DJ Pendleton, executive director of the Texas Manufactured Housing Association, says on Oct. 1 the Consumer Financial Protection Bureau (CFPB) clarified the rules defining what is considered a mortgage loan originator and what is not. A retail employee can only provide general information about buying a manufactured home. A more detailed and comprehensive list of permissible activities is expected to be forthcoming. Industry’s efforts to convince the Bureau to alter the APR rate and points and fees caps to avoid the high cost “predatory loan” issue did not succeed. Although the CFPB has agreed to look into the issue further, it will not change the caps before the Jan. 2014 date. For his Industry in Focus report, click here. Mark Bowersox, Executive Director of the Indiana Manufactured Housing Association/Recreational Vehicle Indiana Council (IMHA-RVIC), also noting CFPB’s refusals of MHI’s requests, says it is crucial to contact your representatives in Congress to urge them to pass HR 1779, the “Preserving Access to Manufactured Housing Act.” For his It’s Now or Never article, click here. Both the Oklahoma Manufactured Housing Association (OMHA) and the Wisconsin Housing Alliance (WHA) warn that any lease to buy or other lending related activities could trigger enforcement action by the CFPB. Additionally, the Manufactured Housing Institute (MHI) Retailers Council says remove all the financing signs unless you are licensed, and don’t base a decision on common sense. Meanwhile, Oklahoma and Texas are collaborating on a free lenders seminar for those who sell manufactured homes, probably after the first of the year.
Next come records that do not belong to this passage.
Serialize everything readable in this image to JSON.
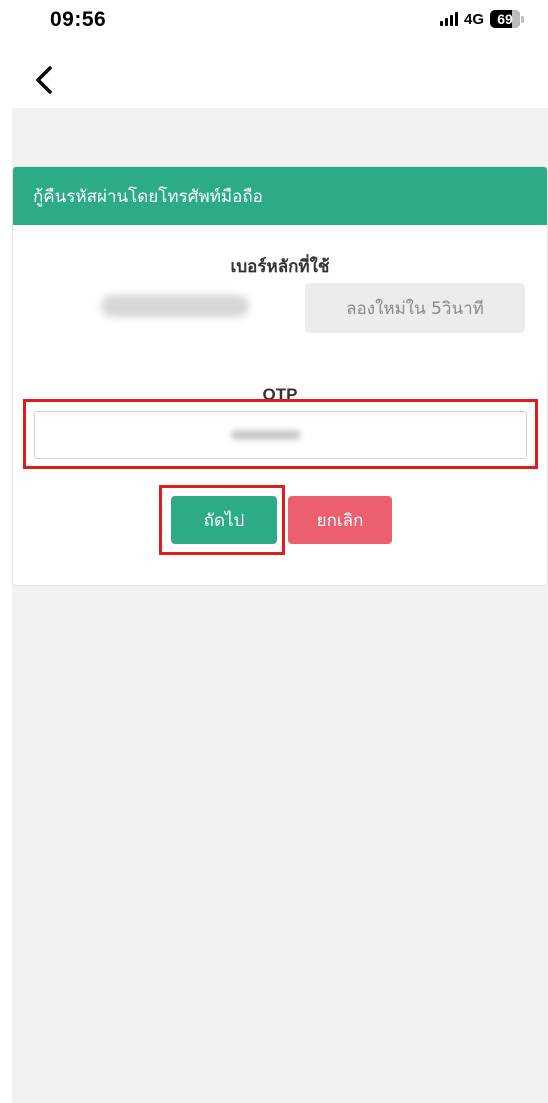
{
  "status_bar": {
    "time": "09:56",
    "network": "4G",
    "battery": "69"
  },
  "nav": {
    "back_icon": "chevron-left-icon"
  },
  "card": {
    "title": "กู้คืนรหัสผ่านโดยโทรศัพท์มือถือ",
    "phone_label": "เบอร์หลักที่ใช้",
    "retry_label": "ลองใหม่ใน 5วินาที",
    "otp_label": "OTP",
    "next_label": "ถัดไป",
    "cancel_label": "ยกเลิก"
  },
  "colors": {
    "primary_green": "#2bab86",
    "cancel_red": "#ec5f6f",
    "highlight_red": "#e21b1b"
  }
}
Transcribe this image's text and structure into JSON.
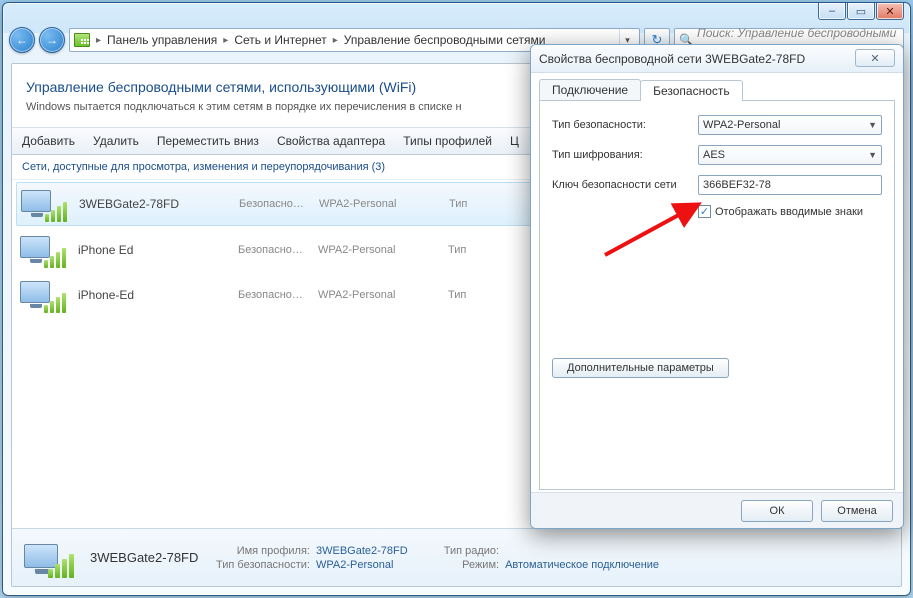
{
  "caption": {
    "minimize_icon": "–",
    "maximize_icon": "▭",
    "close_icon": "✕"
  },
  "nav": {
    "back_icon": "←",
    "forward_icon": "→",
    "refresh_icon": "↻",
    "crumbs": [
      "Панель управления",
      "Сеть и Интернет",
      "Управление беспроводными сетями"
    ],
    "search_placeholder": "Поиск: Управление беспроводными ..."
  },
  "page": {
    "title": "Управление беспроводными сетями, использующими (WiFi)",
    "subtitle": "Windows пытается подключаться к этим сетям в порядке их перечисления в списке н"
  },
  "toolbar": {
    "items": [
      "Добавить",
      "Удалить",
      "Переместить вниз",
      "Свойства адаптера",
      "Типы профилей",
      "Ц"
    ]
  },
  "section_header": "Сети, доступные для просмотра, изменения и переупорядочивания (3)",
  "networks": [
    {
      "name": "3WEBGate2-78FD",
      "security": "Безопасно…",
      "auth": "WPA2-Personal",
      "type": "Тип",
      "selected": true
    },
    {
      "name": "iPhone Ed",
      "security": "Безопасно…",
      "auth": "WPA2-Personal",
      "type": "Тип",
      "selected": false
    },
    {
      "name": "iPhone-Ed",
      "security": "Безопасно…",
      "auth": "WPA2-Personal",
      "type": "Тип",
      "selected": false
    }
  ],
  "details": {
    "name": "3WEBGate2-78FD",
    "profile_label": "Имя профиля:",
    "profile_value": "3WEBGate2-78FD",
    "radio_label": "Тип радио:",
    "radio_value": "",
    "security_label": "Тип безопасности:",
    "security_value": "WPA2-Personal",
    "mode_label": "Режим:",
    "mode_value": "Автоматическое подключение"
  },
  "dialog": {
    "title": "Свойства беспроводной сети 3WEBGate2-78FD",
    "close_icon": "✕",
    "tabs": {
      "connection": "Подключение",
      "security": "Безопасность"
    },
    "security_type_label": "Тип безопасности:",
    "security_type_value": "WPA2-Personal",
    "encryption_label": "Тип шифрования:",
    "encryption_value": "AES",
    "key_label": "Ключ безопасности сети",
    "key_value": "366BEF32-78",
    "show_chars_label": "Отображать вводимые знаки",
    "show_chars_checked": true,
    "advanced_button": "Дополнительные параметры",
    "ok_button": "ОК",
    "cancel_button": "Отмена"
  }
}
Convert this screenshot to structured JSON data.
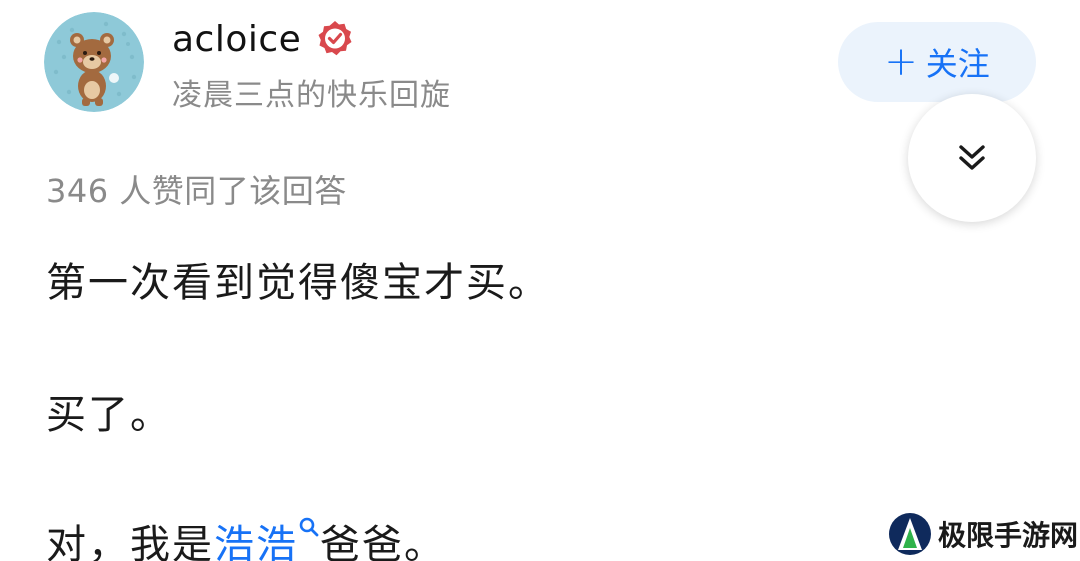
{
  "author": {
    "name": "acloice",
    "bio": "凌晨三点的快乐回旋",
    "avatar_icon": "bear-avatar-icon",
    "verified_icon": "verified-badge-icon"
  },
  "follow_button": {
    "plus": "+",
    "label": "关注"
  },
  "collapse_button": {
    "icon": "double-chevron-down-icon"
  },
  "votes": {
    "text": "346 人赞同了该回答"
  },
  "answer": {
    "p1": "第一次看到觉得傻宝才买。",
    "p2": "买了。",
    "p3_before": "对，我是",
    "p3_link": "浩浩",
    "p3_after": "爸爸。"
  },
  "watermark": {
    "text": "极限手游网"
  },
  "colors": {
    "accent": "#1772f6",
    "follow_bg": "#ebf3fc",
    "muted_text": "#8a8a8a",
    "verified_red": "#d9484d"
  }
}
MHProNews and ManufacturedHomeLivingNews publisher L. A. “Tony” Kovach offers a 3 Step Plan for Resident Engagement on HR 1779—click here.
(photo credit: Horizon Land Co.)